"If you have damage to the lower pathway, you have damage to the lexicon and semantics," Wilson said. "You forget the name of things, you forget the meaning of words. But surprisingly, you're extremely good at constructing sentences."
"With damage to the upper pathway, the opposite is true; patients name things quite well, they know the words, they can understand them, they can remember them, but when it comes to figuring out the meaning of a complex sentence, they are going to fail."
The study marks the first time it has been shown that upper and lower tracts play distinct functional roles in language processing, the authors write.
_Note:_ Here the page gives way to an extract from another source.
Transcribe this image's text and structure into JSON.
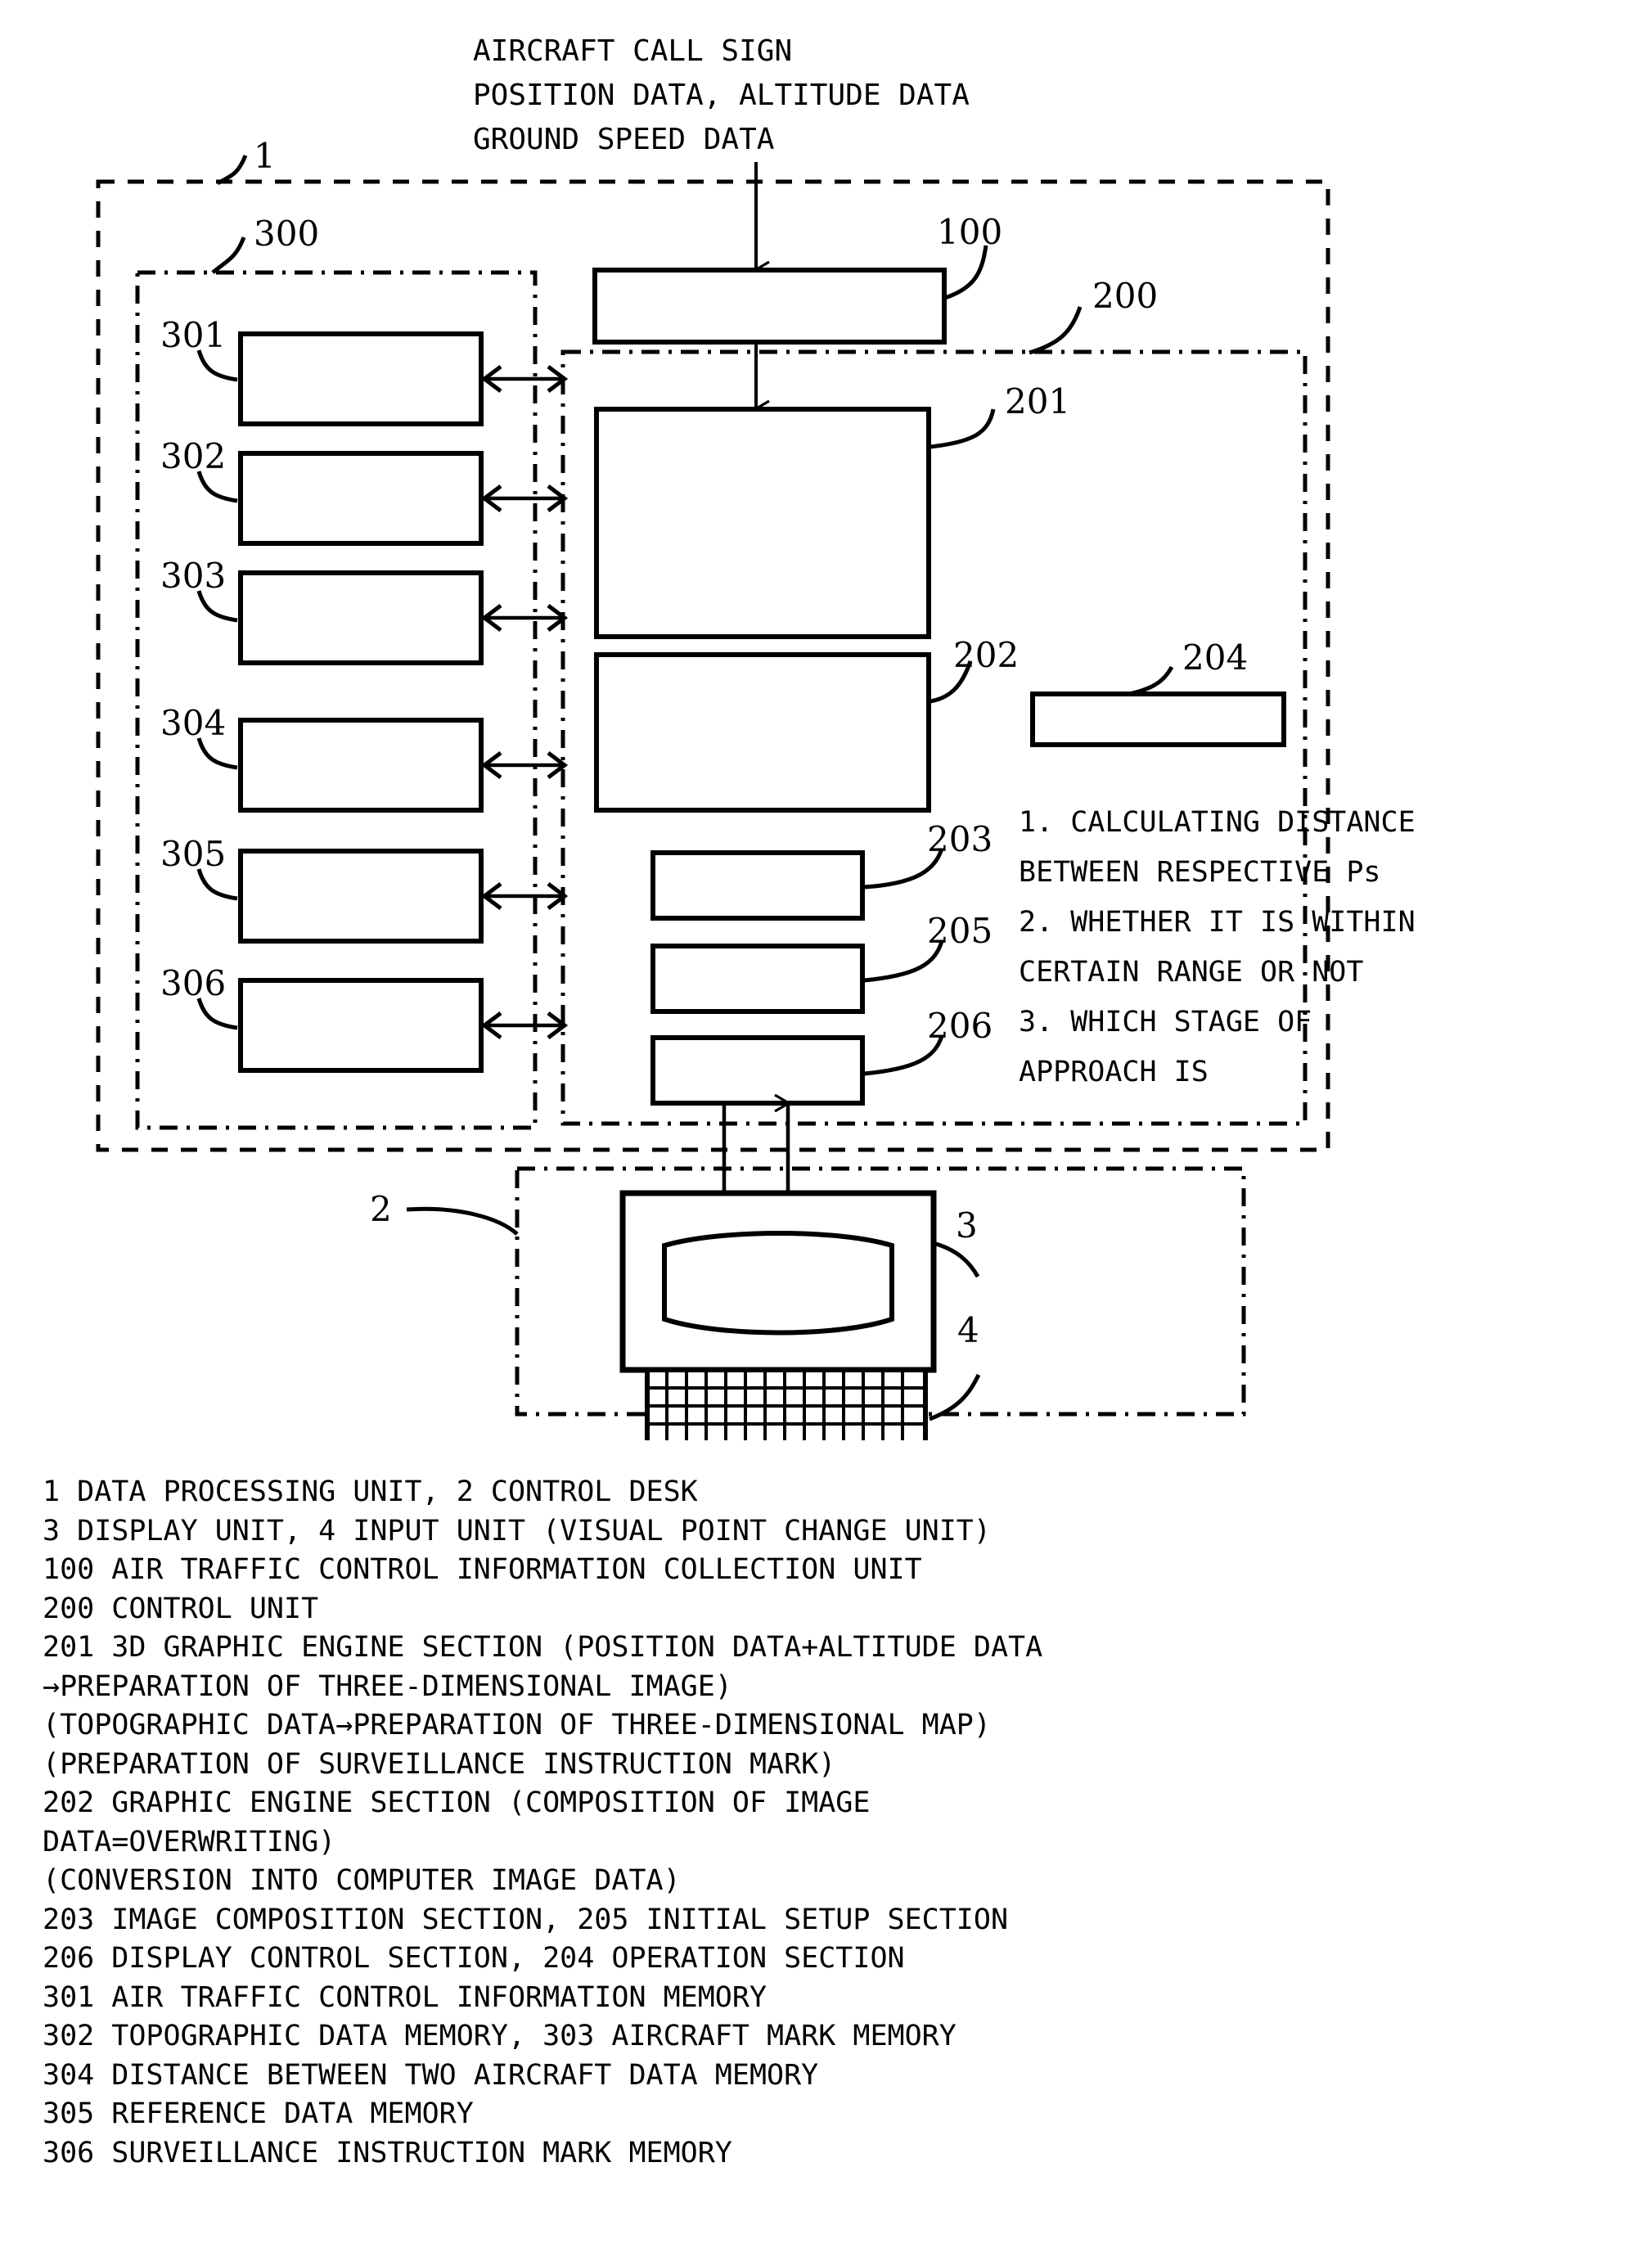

Only the upper pathway plays a critical role in syntactic processing.
Wilson collected the data while he was a postdoctoral fellow working with patients with neurodegenerative diseases of varying severity, recruited through the Memory and Aging Center at UCSF. The study included 15 men and 12 women around the age of 66.
Unlike many other studies investigating acquired language disorders, which are called aphasias and usually caused by damage to the brain, Wilson's team had a unique opportunity to study patients with very specific and variable degrees of brain damage.
"Most aphasias are caused by strokes, and most of the strokes that affect language regions probably would affect both pathways," Wilson said. "In contrast, the patients with progressive aphasias who we worked with had very rare and very specific neurodegenerative diseases that selectively target different brain regions, allowing us to tease apart the contributions of the two pathways."
To find out which of the two nerve fiber bundles does what in language processing, the team combined magnetic reso
|Contact: Daniel Stolte|
University of Arizona